Work required
For every line in the records below that holds "verified", make a copy.

Provided data
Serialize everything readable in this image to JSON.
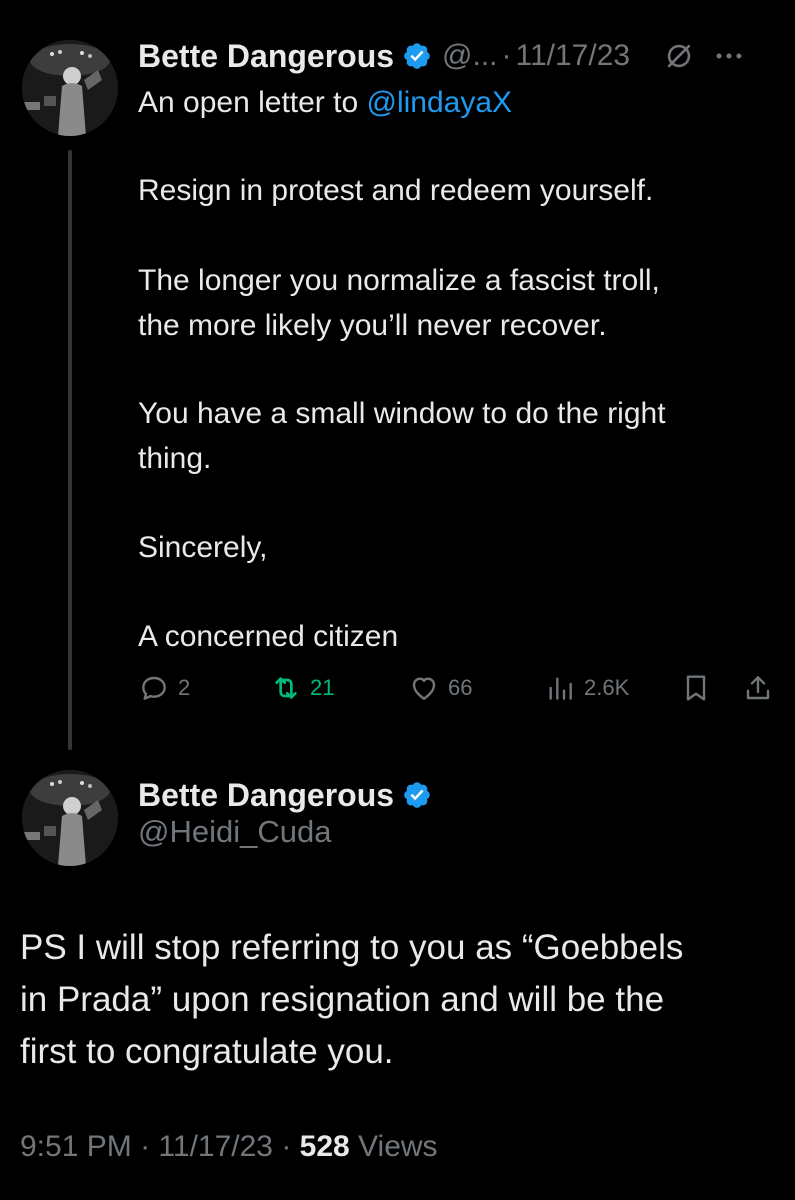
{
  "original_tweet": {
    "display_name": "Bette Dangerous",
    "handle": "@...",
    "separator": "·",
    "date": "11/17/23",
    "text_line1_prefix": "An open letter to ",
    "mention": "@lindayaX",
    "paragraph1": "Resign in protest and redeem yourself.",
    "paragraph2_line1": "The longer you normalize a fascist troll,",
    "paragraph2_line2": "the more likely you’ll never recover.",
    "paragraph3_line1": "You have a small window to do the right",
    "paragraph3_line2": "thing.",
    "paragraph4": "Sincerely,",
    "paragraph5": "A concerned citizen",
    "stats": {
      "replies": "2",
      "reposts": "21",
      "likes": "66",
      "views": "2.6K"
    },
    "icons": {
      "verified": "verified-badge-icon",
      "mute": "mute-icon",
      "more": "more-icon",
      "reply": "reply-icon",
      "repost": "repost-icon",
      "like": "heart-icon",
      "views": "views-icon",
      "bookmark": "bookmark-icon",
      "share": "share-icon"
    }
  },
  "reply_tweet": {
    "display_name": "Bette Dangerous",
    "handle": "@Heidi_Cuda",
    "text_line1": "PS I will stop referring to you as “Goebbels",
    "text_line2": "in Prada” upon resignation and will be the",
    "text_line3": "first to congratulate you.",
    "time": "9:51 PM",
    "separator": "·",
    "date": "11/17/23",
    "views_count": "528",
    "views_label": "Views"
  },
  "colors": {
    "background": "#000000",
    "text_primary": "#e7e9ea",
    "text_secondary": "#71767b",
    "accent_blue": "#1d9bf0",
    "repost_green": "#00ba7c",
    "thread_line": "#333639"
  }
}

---

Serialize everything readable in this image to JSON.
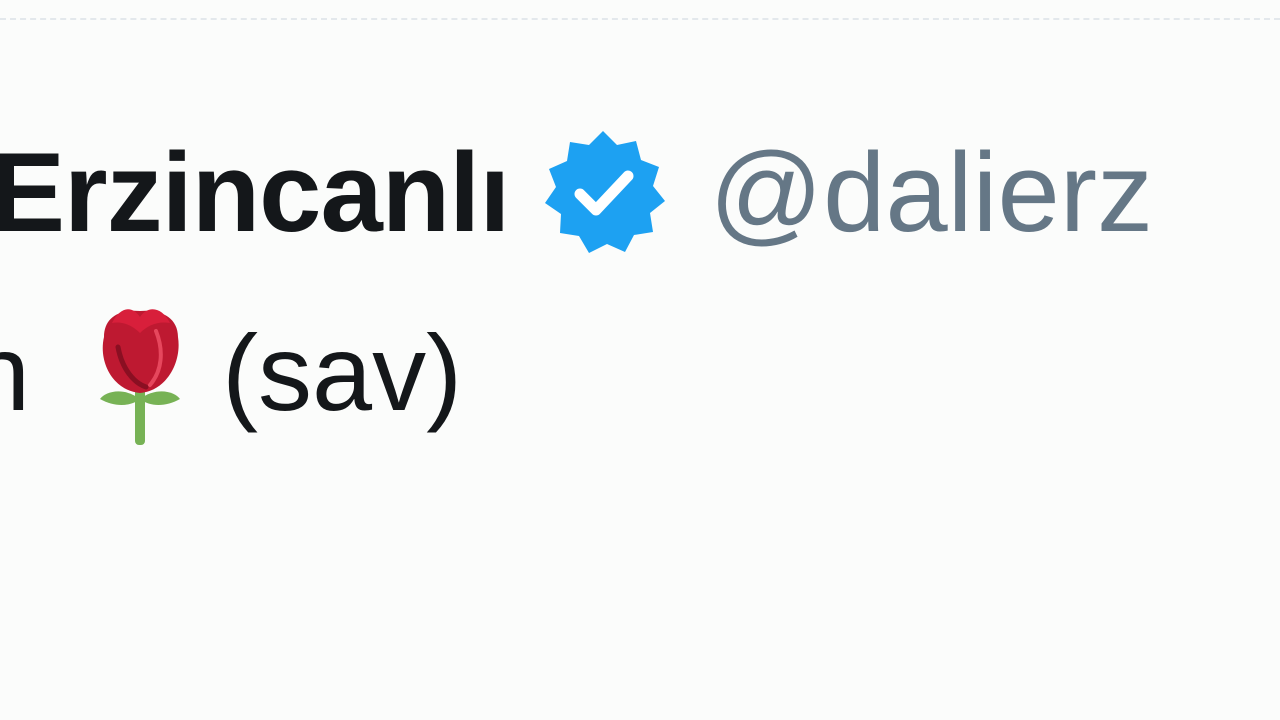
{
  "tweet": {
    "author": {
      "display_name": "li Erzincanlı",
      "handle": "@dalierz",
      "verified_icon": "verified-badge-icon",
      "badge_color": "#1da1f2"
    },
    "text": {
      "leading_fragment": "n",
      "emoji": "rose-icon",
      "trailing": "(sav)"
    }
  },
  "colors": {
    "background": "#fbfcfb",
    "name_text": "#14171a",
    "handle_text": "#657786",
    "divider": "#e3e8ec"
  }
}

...

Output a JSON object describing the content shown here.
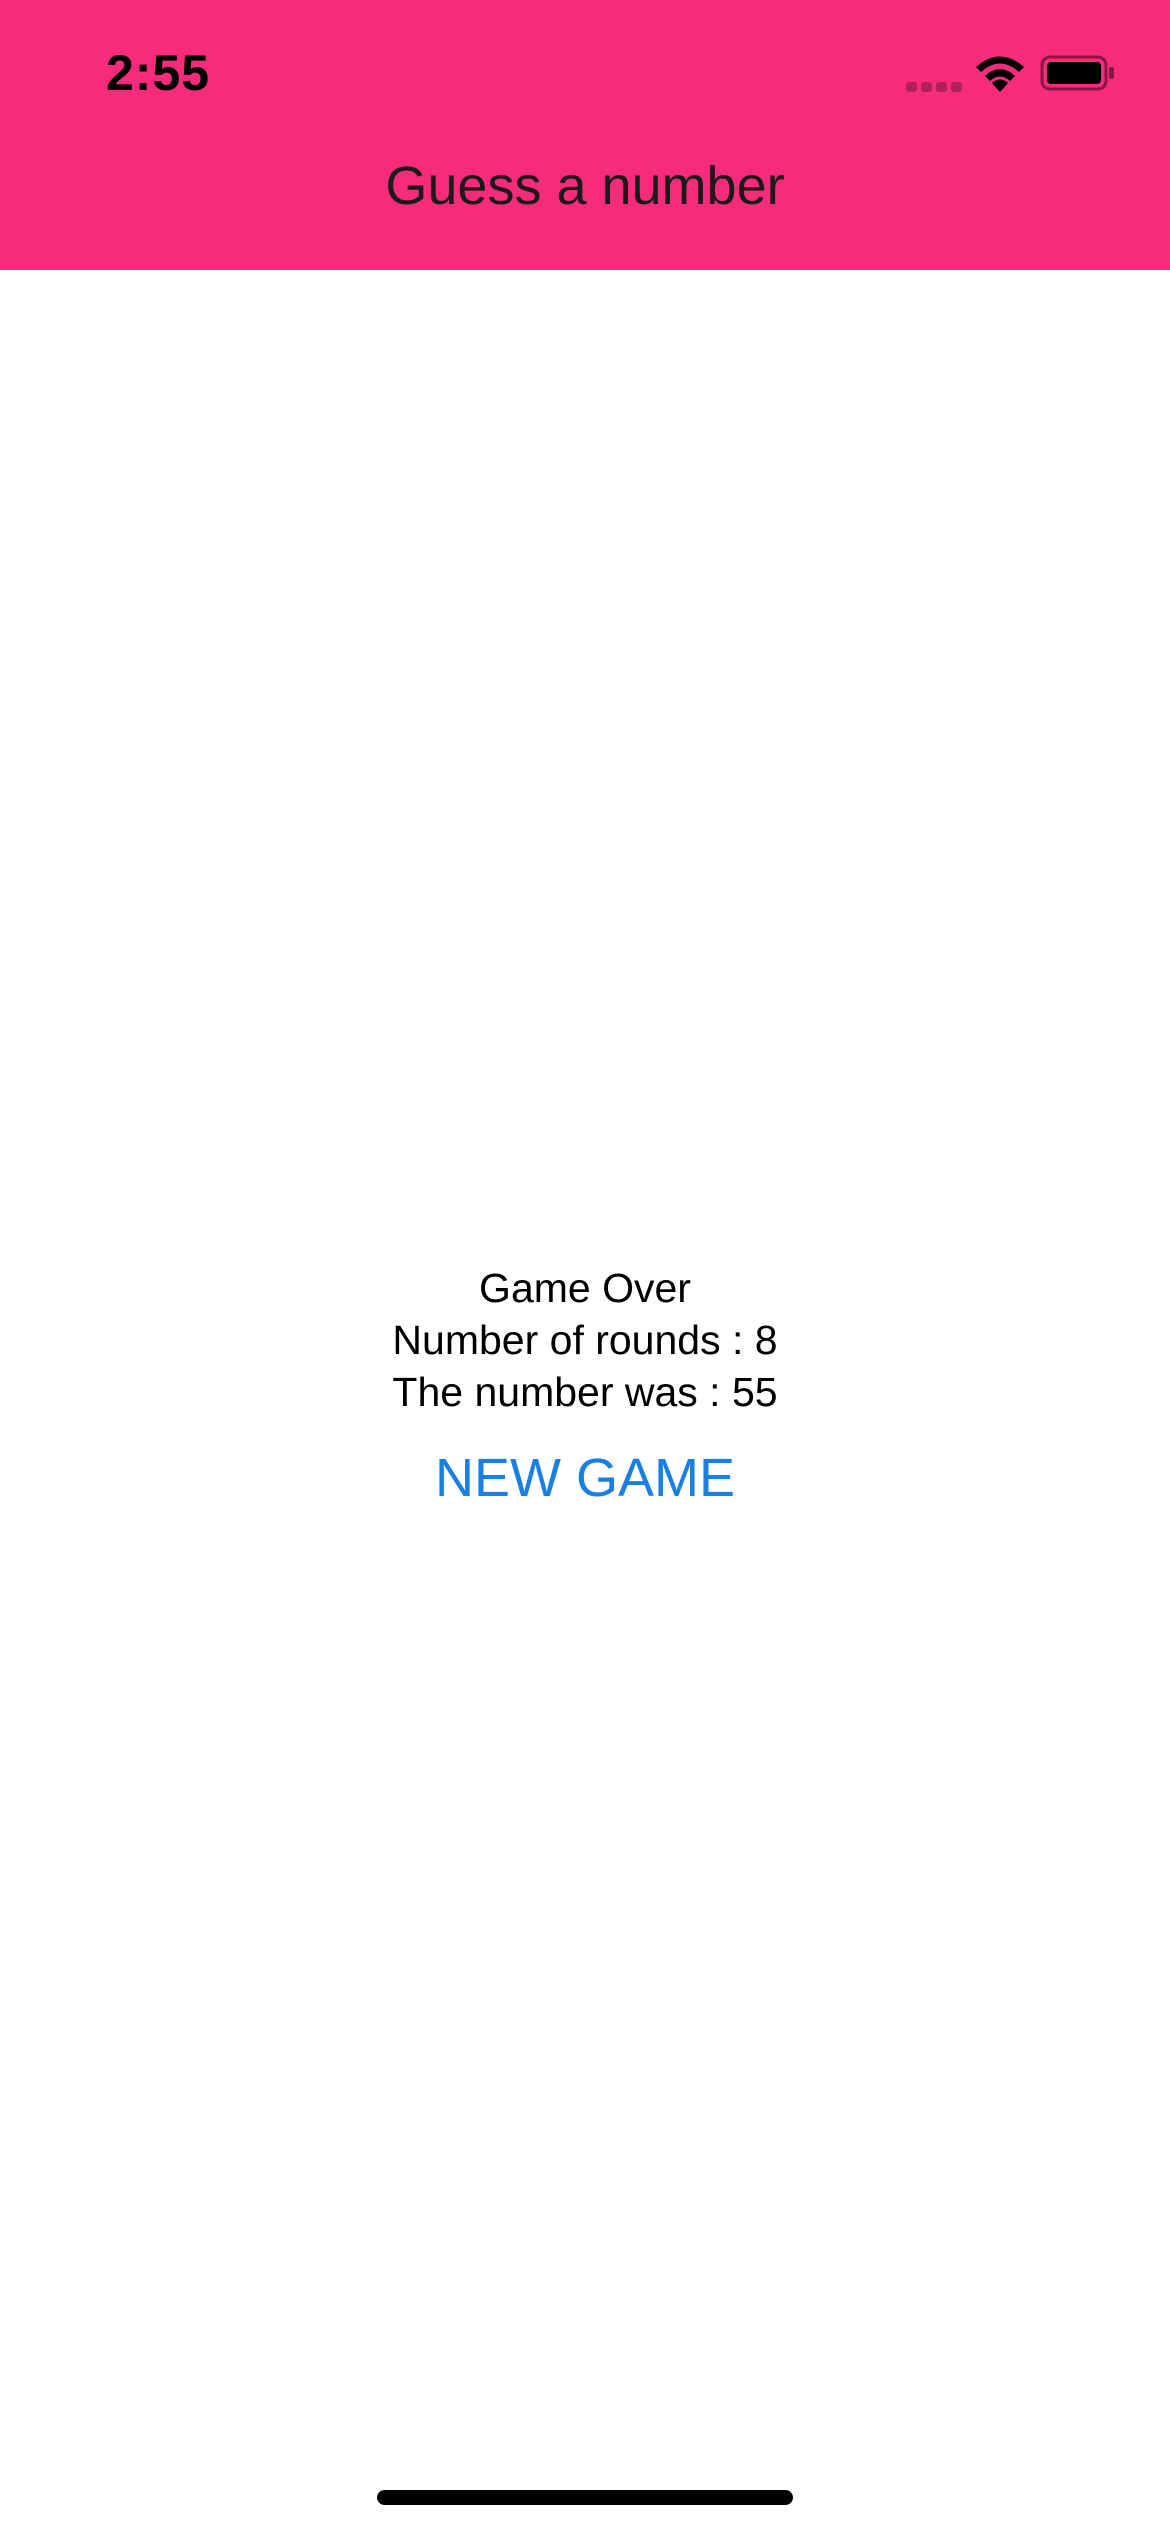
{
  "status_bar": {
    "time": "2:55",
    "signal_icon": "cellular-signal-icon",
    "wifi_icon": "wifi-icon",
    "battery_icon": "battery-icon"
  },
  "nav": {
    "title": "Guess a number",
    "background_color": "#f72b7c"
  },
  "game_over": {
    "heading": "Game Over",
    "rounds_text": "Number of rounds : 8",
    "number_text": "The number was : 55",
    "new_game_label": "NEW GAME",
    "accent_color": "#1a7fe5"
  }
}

Output for this task
      "verified": "verified-badge-icon",
      "verified_icon": "verified-badge-icon",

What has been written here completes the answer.